■ **Problem requirements**
Output the data in full and exactly as presented.

■ **Data excerpts**

*** Block opens ***

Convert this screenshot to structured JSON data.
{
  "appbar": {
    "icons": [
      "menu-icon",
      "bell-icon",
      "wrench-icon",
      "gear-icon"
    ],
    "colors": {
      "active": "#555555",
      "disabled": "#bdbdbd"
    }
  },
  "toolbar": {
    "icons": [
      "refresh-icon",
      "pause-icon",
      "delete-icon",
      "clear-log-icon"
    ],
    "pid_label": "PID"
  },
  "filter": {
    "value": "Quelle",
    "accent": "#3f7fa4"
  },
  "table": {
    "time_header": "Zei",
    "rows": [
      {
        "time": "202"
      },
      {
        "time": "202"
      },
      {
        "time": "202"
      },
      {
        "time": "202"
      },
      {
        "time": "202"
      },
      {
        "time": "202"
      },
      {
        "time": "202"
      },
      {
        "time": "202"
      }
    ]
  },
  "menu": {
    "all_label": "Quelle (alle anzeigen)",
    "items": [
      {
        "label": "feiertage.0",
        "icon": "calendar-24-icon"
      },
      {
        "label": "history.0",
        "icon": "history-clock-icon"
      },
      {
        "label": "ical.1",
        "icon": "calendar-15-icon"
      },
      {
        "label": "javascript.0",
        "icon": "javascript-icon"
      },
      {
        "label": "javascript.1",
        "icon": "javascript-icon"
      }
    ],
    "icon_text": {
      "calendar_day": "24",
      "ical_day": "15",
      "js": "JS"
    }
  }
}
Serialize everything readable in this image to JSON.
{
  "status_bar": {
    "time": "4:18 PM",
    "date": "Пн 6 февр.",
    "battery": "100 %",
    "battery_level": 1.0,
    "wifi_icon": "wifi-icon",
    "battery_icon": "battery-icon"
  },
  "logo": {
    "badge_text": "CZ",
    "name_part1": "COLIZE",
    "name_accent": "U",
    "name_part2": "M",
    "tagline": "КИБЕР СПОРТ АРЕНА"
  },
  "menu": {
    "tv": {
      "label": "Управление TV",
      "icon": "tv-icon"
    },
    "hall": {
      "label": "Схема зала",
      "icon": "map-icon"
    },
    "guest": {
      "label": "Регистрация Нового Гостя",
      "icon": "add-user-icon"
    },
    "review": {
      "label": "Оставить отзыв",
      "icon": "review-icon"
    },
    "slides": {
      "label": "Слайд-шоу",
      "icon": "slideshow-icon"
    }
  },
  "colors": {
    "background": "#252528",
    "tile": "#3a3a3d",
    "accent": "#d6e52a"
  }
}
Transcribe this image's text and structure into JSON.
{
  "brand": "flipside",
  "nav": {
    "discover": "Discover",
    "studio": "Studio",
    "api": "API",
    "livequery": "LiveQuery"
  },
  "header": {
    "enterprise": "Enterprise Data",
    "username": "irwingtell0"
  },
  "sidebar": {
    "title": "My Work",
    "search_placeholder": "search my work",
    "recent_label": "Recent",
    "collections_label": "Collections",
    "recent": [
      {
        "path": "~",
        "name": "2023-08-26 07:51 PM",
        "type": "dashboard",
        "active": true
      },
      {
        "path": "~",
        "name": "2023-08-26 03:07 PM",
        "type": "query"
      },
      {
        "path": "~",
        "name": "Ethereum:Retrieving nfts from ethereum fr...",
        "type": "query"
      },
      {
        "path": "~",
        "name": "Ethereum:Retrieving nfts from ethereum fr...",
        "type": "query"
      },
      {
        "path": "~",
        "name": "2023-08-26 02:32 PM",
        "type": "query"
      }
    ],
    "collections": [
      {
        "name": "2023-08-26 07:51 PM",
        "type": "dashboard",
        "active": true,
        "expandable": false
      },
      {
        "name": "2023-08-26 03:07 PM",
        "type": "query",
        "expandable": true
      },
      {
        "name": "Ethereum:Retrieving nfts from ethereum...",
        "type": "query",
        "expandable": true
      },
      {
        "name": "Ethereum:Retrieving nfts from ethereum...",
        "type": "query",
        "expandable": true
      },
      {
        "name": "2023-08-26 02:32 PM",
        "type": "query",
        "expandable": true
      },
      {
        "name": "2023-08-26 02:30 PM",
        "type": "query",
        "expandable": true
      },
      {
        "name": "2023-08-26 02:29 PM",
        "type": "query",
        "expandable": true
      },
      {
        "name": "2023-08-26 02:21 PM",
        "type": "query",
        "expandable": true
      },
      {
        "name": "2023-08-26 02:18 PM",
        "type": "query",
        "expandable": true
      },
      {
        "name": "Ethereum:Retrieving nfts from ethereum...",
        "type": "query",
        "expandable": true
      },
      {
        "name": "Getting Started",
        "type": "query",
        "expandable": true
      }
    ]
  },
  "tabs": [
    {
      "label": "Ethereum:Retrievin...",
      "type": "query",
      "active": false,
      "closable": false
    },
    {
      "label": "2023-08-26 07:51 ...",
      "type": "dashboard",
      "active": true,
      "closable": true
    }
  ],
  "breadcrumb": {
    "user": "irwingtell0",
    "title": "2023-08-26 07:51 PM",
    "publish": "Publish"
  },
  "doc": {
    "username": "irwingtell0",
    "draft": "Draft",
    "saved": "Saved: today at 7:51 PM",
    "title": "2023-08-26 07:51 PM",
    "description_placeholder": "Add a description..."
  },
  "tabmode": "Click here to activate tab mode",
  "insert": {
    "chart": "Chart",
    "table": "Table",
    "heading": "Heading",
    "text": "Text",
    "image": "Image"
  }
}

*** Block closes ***

■ **Solution to the problem**
Convert this screenshot to structured JSON data.
{
  "appbar": {
    "icons": [
      "menu-icon",
      "bell-icon",
      "wrench-icon",
      "gear-icon"
    ],
    "colors": {
      "active": "#555555",
      "disabled": "#bdbdbd"
    }
  },
  "toolbar": {
    "icons": [
      "refresh-icon",
      "pause-icon",
      "delete-icon",
      "clear-log-icon"
    ],
    "pid_label": "PID"
  },
  "filter": {
    "value": "Quelle",
    "accent": "#3f7fa4"
  },
  "table": {
    "time_header": "Zei",
    "rows": [
      {
        "time": "202"
      },
      {
        "time": "202"
      },
      {
        "time": "202"
      },
      {
        "time": "202"
      },
      {
        "time": "202"
      },
      {
        "time": "202"
      },
      {
        "time": "202"
      },
      {
        "time": "202"
      }
    ]
  },
  "menu": {
    "all_label": "Quelle (alle anzeigen)",
    "items": [
      {
        "label": "feiertage.0",
        "icon": "calendar-24-icon"
      },
      {
        "label": "history.0",
        "icon": "history-clock-icon"
      },
      {
        "label": "ical.1",
        "icon": "calendar-15-icon"
      },
      {
        "label": "javascript.0",
        "icon": "javascript-icon"
      },
      {
        "label": "javascript.1",
        "icon": "javascript-icon"
      }
    ],
    "icon_text": {
      "calendar_day": "24",
      "ical_day": "15",
      "js": "JS"
    }
  }
}
Serialize everything readable in this image to JSON.
{
  "status_bar": {
    "time": "4:18 PM",
    "date": "Пн 6 февр.",
    "battery": "100 %",
    "battery_level": 1.0,
    "wifi_icon": "wifi-icon",
    "battery_icon": "battery-icon"
  },
  "logo": {
    "badge_text": "CZ",
    "name_part1": "COLIZE",
    "name_accent": "U",
    "name_part2": "M",
    "tagline": "КИБЕР СПОРТ АРЕНА"
  },
  "menu": {
    "tv": {
      "label": "Управление TV",
      "icon": "tv-icon"
    },
    "hall": {
      "label": "Схема зала",
      "icon": "map-icon"
    },
    "guest": {
      "label": "Регистрация Нового Гостя",
      "icon": "add-user-icon"
    },
    "review": {
      "label": "Оставить отзыв",
      "icon": "review-icon"
    },
    "slides": {
      "label": "Слайд-шоу",
      "icon": "slideshow-icon"
    }
  },
  "colors": {
    "background": "#252528",
    "tile": "#3a3a3d",
    "accent": "#d6e52a"
  }
}
Transcribe this image's text and structure into JSON.
{
  "brand": "flipside",
  "nav": {
    "discover": "Discover",
    "studio": "Studio",
    "api": "API",
    "livequery": "LiveQuery"
  },
  "header": {
    "enterprise": "Enterprise Data",
    "username": "irwingtell0"
  },
  "sidebar": {
    "title": "My Work",
    "search_placeholder": "search my work",
    "recent_label": "Recent",
    "collections_label": "Collections",
    "recent": [
      {
        "path": "~",
        "name": "2023-08-26 07:51 PM",
        "type": "dashboard",
        "active": true
      },
      {
        "path": "~",
        "name": "2023-08-26 03:07 PM",
        "type": "query"
      },
      {
        "path": "~",
        "name": "Ethereum:Retrieving nfts from ethereum fr...",
        "type": "query"
      },
      {
        "path": "~",
        "name": "Ethereum:Retrieving nfts from ethereum fr...",
        "type": "query"
      },
      {
        "path": "~",
        "name": "2023-08-26 02:32 PM",
        "type": "query"
      }
    ],
    "collections": [
      {
        "name": "2023-08-26 07:51 PM",
        "type": "dashboard",
        "active": true,
        "expandable": false
      },
      {
        "name": "2023-08-26 03:07 PM",
        "type": "query",
        "expandable": true
      },
      {
        "name": "Ethereum:Retrieving nfts from ethereum...",
        "type": "query",
        "expandable": true
      },
      {
        "name": "Ethereum:Retrieving nfts from ethereum...",
        "type": "query",
        "expandable": true
      },
      {
        "name": "2023-08-26 02:32 PM",
        "type": "query",
        "expandable": true
      },
      {
        "name": "2023-08-26 02:30 PM",
        "type": "query",
        "expandable": true
      },
      {
        "name": "2023-08-26 02:29 PM",
        "type": "query",
        "expandable": true
      },
      {
        "name": "2023-08-26 02:21 PM",
        "type": "query",
        "expandable": true
      },
      {
        "name": "2023-08-26 02:18 PM",
        "type": "query",
        "expandable": true
      },
      {
        "name": "Ethereum:Retrieving nfts from ethereum...",
        "type": "query",
        "expandable": true
      },
      {
        "name": "Getting Started",
        "type": "query",
        "expandable": true
      }
    ]
  },
  "tabs": [
    {
      "label": "Ethereum:Retrievin...",
      "type": "query",
      "active": false,
      "closable": false
    },
    {
      "label": "2023-08-26 07:51 ...",
      "type": "dashboard",
      "active": true,
      "closable": true
    }
  ],
  "breadcrumb": {
    "user": "irwingtell0",
    "title": "2023-08-26 07:51 PM",
    "publish": "Publish"
  },
  "doc": {
    "username": "irwingtell0",
    "draft": "Draft",
    "saved": "Saved: today at 7:51 PM",
    "title": "2023-08-26 07:51 PM",
    "description_placeholder": "Add a description..."
  },
  "tabmode": "Click here to activate tab mode",
  "insert": {
    "chart": "Chart",
    "table": "Table",
    "heading": "Heading",
    "text": "Text",
    "image": "Image"
  }
}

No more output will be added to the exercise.